[Interface dataset entries]

------------------------------

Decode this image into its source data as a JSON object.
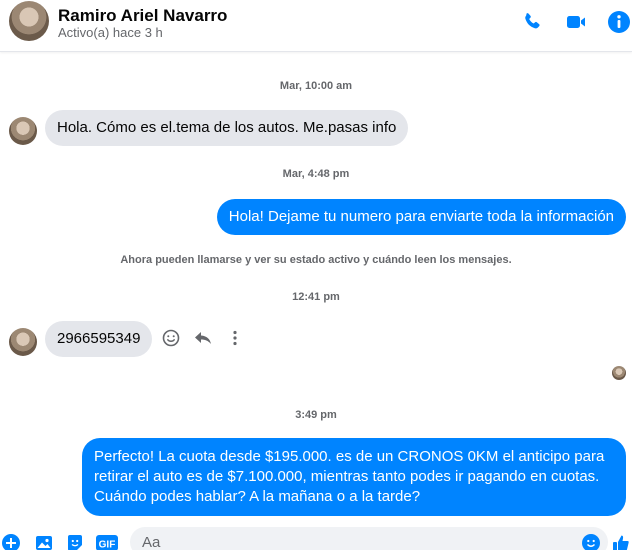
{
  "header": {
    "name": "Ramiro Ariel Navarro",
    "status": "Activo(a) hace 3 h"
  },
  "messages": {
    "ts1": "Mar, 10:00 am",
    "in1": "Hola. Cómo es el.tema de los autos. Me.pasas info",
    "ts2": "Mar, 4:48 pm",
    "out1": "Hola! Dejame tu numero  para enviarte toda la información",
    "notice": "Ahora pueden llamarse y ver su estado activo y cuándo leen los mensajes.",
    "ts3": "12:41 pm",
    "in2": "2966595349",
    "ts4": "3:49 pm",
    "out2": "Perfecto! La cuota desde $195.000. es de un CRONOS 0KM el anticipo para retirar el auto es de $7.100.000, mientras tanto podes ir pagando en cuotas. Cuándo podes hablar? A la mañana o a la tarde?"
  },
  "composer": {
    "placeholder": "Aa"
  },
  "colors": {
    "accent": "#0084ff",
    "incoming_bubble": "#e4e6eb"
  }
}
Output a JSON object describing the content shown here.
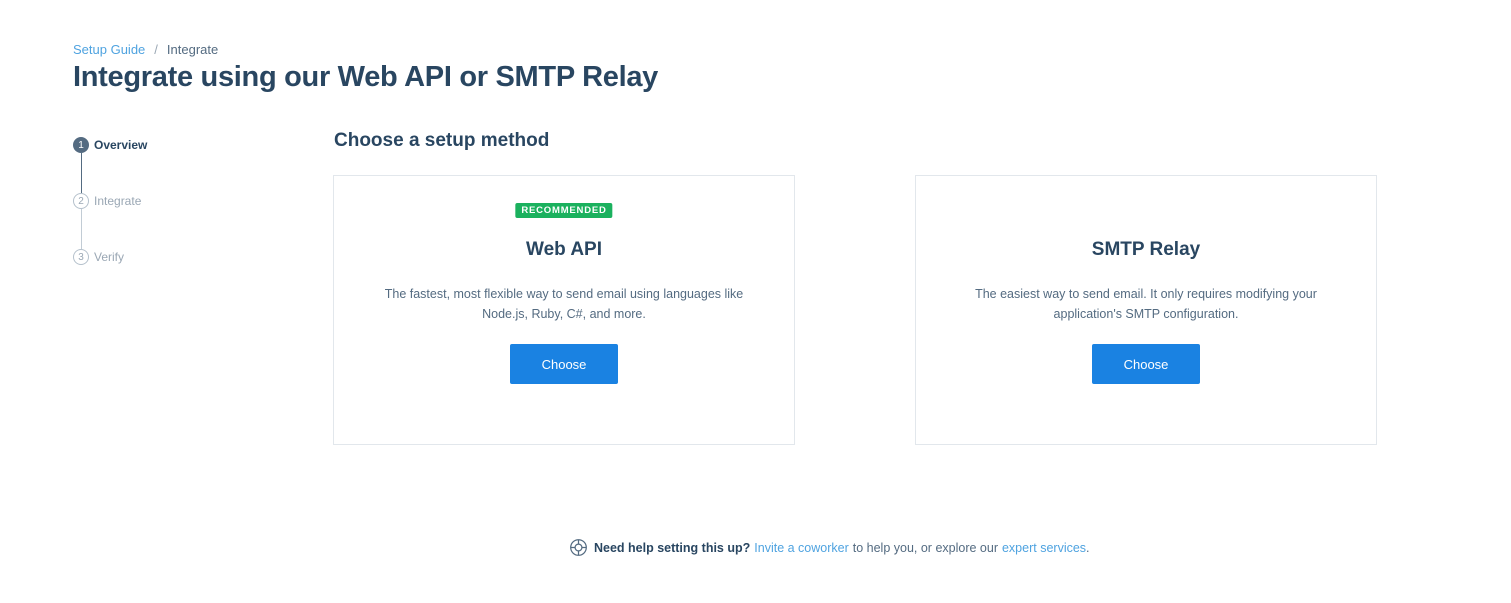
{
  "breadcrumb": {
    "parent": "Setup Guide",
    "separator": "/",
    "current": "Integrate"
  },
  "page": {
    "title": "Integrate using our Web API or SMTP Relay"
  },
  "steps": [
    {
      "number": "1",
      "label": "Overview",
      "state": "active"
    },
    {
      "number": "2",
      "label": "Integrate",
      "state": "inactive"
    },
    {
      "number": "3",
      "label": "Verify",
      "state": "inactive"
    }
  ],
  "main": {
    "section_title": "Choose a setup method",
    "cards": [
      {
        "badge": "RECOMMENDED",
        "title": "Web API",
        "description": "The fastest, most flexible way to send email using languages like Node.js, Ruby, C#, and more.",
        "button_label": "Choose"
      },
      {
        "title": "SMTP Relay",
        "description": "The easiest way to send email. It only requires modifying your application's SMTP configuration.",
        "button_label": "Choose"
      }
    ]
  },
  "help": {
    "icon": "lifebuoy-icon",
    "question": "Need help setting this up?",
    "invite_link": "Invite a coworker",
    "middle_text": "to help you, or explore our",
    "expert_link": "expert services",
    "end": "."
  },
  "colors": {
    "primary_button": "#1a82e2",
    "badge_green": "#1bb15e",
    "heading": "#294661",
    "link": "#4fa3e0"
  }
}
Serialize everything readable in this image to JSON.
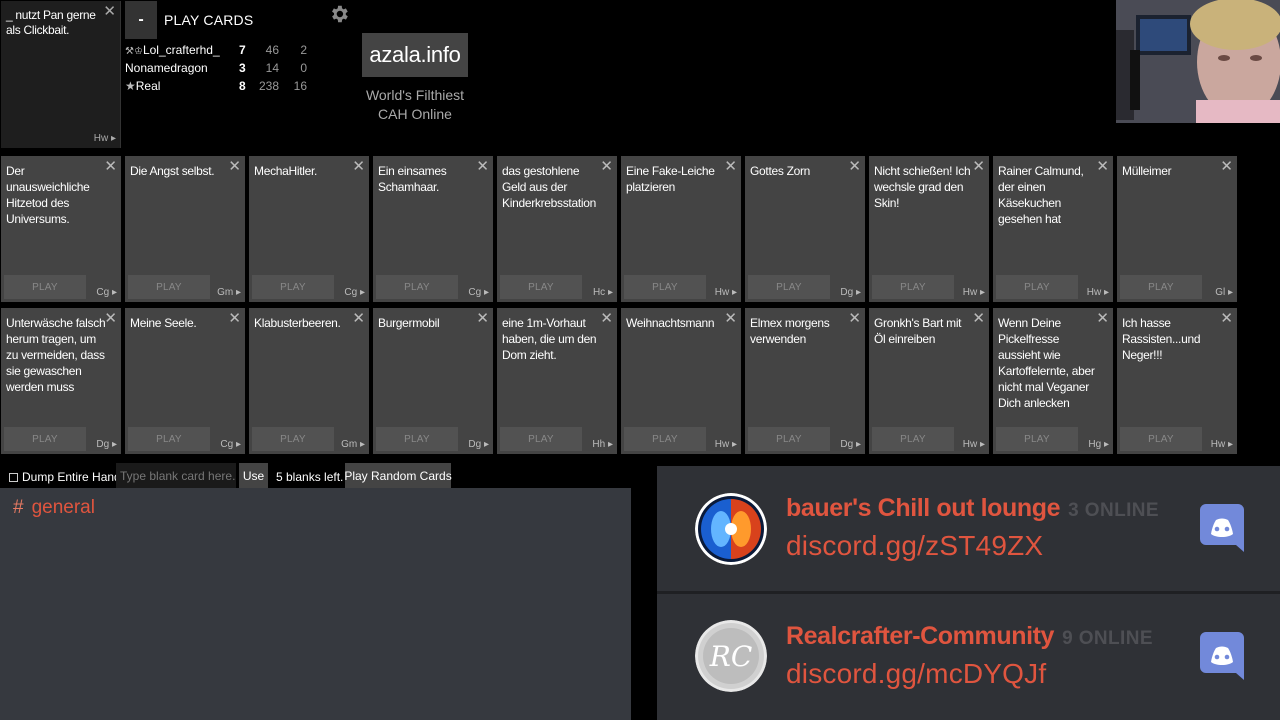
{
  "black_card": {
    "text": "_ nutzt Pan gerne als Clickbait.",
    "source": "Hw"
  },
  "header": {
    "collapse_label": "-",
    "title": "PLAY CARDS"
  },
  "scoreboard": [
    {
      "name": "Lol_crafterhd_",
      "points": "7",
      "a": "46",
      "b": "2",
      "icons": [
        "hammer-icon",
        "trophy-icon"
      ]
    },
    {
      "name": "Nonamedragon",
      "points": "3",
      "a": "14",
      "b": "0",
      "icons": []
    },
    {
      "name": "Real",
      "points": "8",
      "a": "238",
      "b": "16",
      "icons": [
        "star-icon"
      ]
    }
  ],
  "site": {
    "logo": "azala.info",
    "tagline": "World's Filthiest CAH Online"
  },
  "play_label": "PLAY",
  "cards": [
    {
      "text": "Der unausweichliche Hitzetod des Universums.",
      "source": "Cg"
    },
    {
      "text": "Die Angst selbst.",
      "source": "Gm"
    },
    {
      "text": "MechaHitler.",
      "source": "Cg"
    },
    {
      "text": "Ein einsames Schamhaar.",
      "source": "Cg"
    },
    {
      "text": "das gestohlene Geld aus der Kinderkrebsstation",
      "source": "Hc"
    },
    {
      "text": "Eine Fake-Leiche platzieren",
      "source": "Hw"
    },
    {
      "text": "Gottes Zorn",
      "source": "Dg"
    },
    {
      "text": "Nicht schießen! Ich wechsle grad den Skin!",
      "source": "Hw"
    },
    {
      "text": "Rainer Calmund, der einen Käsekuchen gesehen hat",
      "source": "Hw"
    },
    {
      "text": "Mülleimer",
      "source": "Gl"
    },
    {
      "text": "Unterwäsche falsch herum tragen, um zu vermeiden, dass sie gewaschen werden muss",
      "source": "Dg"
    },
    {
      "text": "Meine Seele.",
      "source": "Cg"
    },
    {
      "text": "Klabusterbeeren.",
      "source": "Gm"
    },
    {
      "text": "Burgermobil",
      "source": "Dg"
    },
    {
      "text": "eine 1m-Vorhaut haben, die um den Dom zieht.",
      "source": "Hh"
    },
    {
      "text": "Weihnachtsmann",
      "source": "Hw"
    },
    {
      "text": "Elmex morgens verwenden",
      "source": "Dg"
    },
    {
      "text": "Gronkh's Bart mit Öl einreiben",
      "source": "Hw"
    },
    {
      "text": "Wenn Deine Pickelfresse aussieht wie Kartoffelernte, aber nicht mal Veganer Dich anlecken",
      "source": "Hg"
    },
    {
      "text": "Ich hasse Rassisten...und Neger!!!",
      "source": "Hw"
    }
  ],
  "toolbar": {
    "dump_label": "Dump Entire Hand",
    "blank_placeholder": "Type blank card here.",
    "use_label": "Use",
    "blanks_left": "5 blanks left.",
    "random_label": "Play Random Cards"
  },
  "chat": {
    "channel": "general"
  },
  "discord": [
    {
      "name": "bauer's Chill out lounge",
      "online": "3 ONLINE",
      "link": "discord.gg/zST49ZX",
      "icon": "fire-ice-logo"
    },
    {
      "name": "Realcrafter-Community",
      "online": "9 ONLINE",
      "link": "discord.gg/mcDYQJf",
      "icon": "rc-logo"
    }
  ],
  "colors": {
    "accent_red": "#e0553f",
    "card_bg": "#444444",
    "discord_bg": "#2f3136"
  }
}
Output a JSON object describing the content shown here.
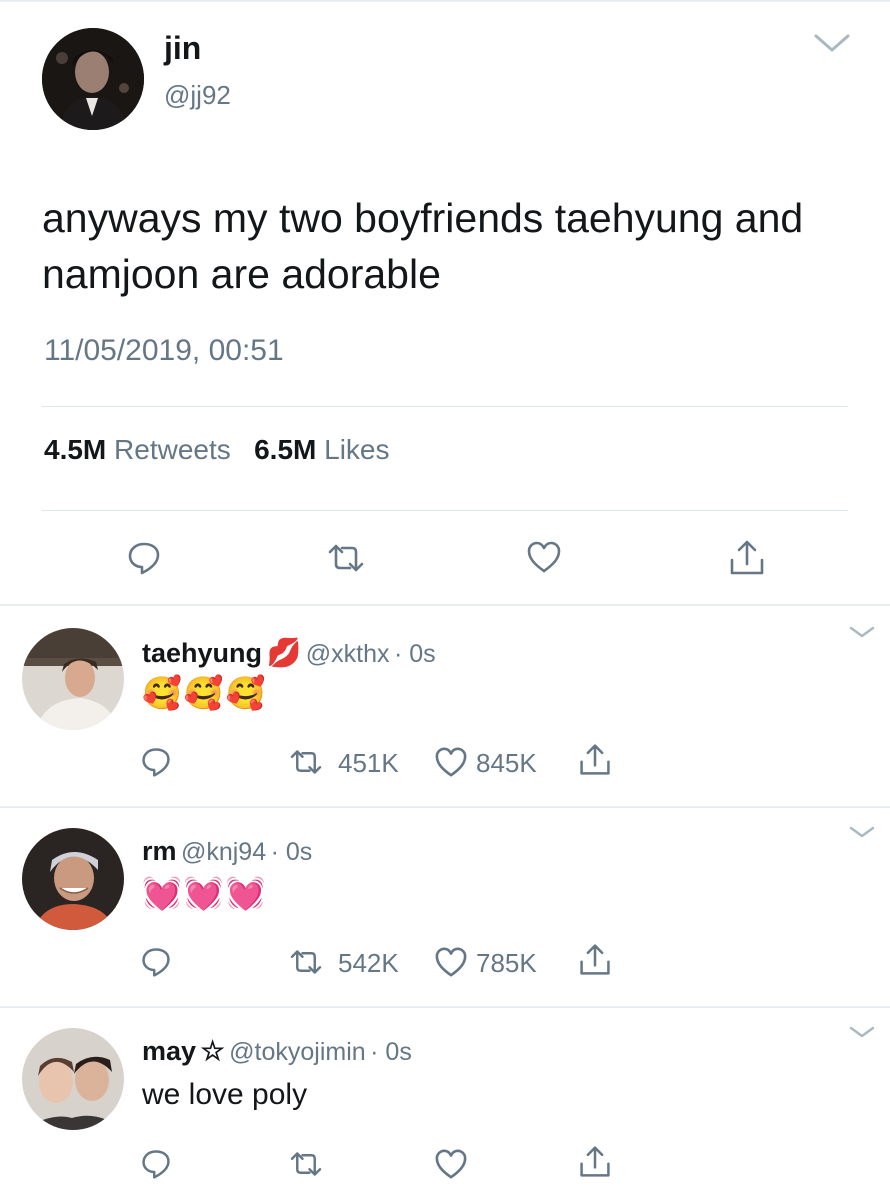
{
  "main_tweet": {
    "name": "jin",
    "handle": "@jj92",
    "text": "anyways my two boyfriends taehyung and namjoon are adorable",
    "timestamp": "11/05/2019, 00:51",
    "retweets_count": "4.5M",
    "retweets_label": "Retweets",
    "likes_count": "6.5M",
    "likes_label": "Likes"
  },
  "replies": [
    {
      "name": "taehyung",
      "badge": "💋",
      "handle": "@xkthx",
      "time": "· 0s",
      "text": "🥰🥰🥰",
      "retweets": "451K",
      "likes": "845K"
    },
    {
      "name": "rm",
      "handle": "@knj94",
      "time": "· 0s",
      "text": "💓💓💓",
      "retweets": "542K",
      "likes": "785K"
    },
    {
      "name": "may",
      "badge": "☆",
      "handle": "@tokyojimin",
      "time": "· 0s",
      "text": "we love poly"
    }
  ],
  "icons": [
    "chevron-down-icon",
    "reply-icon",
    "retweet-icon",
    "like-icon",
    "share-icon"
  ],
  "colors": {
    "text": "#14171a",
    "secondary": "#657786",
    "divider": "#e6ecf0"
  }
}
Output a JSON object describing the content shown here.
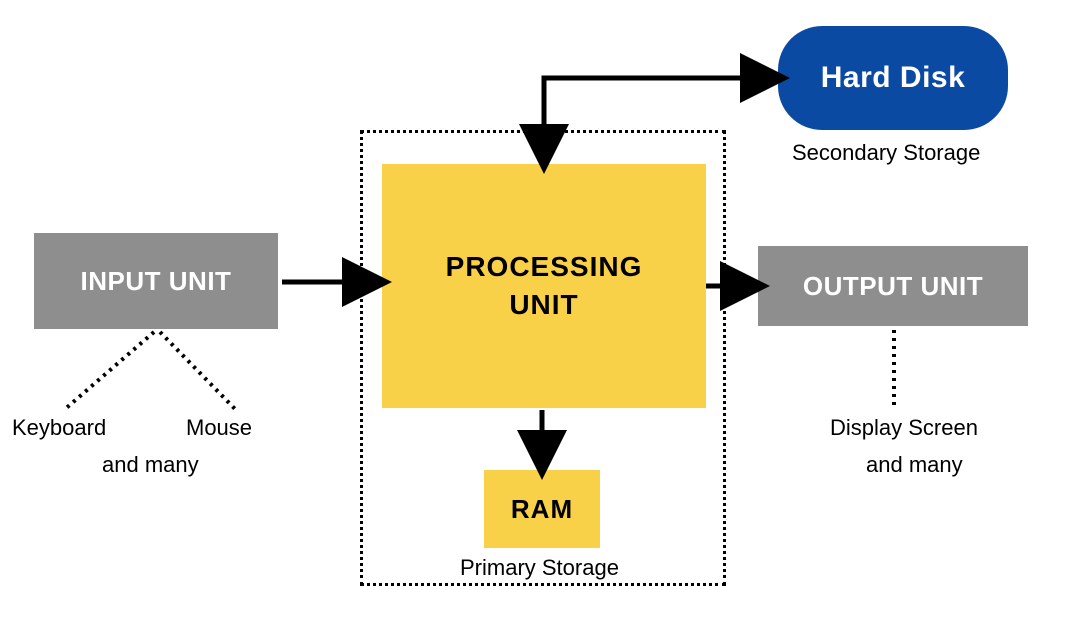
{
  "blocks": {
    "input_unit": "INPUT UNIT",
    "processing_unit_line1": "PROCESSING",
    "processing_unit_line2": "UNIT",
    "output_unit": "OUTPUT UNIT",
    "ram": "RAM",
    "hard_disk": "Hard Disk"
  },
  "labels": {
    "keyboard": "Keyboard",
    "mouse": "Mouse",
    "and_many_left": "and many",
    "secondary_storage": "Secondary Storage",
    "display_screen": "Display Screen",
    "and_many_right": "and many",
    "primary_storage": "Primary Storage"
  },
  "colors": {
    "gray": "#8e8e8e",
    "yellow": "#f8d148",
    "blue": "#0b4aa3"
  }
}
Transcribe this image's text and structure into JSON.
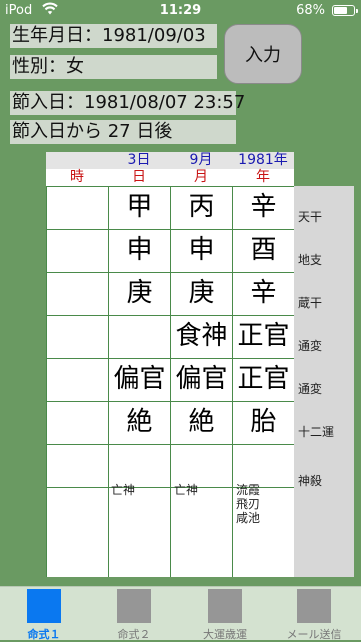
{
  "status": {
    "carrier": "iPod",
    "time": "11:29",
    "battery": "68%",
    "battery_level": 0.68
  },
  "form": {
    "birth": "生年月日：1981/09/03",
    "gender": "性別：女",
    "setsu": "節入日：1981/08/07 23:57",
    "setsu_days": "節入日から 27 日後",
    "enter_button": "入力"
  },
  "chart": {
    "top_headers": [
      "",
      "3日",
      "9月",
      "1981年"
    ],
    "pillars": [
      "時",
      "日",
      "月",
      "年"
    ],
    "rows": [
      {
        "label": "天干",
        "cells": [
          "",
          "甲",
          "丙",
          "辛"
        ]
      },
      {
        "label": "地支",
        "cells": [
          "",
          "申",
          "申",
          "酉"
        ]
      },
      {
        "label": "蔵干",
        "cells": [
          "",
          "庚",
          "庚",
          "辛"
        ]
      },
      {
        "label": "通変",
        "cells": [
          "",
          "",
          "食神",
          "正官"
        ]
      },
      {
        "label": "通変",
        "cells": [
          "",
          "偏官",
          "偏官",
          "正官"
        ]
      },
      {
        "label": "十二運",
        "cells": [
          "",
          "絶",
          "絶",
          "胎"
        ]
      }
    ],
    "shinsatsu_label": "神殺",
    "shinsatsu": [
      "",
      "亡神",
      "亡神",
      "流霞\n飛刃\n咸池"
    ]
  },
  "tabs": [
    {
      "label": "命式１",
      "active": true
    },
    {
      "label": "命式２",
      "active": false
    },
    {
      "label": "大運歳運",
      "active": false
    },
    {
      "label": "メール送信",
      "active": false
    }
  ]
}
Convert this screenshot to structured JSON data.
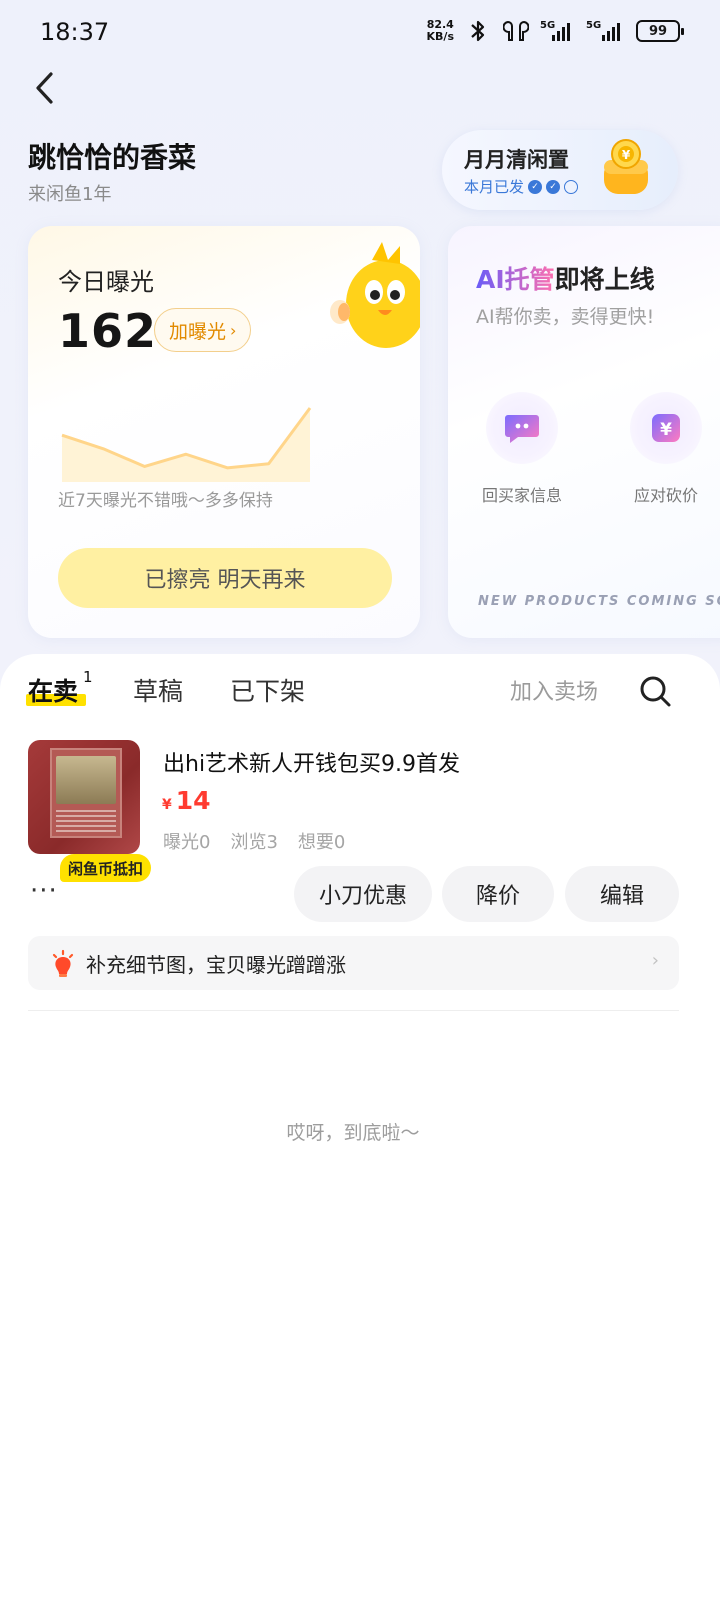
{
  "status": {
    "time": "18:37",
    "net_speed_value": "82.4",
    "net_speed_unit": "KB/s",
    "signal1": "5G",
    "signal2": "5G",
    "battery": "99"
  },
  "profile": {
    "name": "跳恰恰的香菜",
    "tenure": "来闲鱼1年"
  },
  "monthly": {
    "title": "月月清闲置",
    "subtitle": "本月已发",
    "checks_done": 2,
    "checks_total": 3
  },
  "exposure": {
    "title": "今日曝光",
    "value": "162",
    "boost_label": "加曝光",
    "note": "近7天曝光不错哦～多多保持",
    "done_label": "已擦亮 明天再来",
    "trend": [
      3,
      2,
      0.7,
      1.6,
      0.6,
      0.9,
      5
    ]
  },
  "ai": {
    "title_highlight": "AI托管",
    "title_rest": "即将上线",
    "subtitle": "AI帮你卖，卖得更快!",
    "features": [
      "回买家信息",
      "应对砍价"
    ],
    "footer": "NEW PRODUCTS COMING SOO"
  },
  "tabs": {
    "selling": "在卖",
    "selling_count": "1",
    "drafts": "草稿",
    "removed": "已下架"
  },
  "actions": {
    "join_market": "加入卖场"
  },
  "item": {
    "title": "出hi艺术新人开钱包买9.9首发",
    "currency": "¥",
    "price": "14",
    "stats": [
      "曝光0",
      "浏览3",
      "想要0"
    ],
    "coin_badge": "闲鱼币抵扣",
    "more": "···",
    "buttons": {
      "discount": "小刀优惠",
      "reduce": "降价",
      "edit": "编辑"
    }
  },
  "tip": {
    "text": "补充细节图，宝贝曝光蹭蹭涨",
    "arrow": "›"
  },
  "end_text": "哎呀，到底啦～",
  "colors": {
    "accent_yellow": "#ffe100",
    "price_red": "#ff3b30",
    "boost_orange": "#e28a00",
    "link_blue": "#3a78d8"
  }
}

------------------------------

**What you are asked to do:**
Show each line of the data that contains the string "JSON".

**Completed task:**
Decode this image into its source data as a JSON object.
Output a JSON object describing the content shown here.
Serialize everything readable in this image to JSON.
Output a JSON object describing the content shown here.
Output a JSON object describing the content shown here.
Transcribe this image's text and structure into JSON.
Convert this screenshot to structured JSON data.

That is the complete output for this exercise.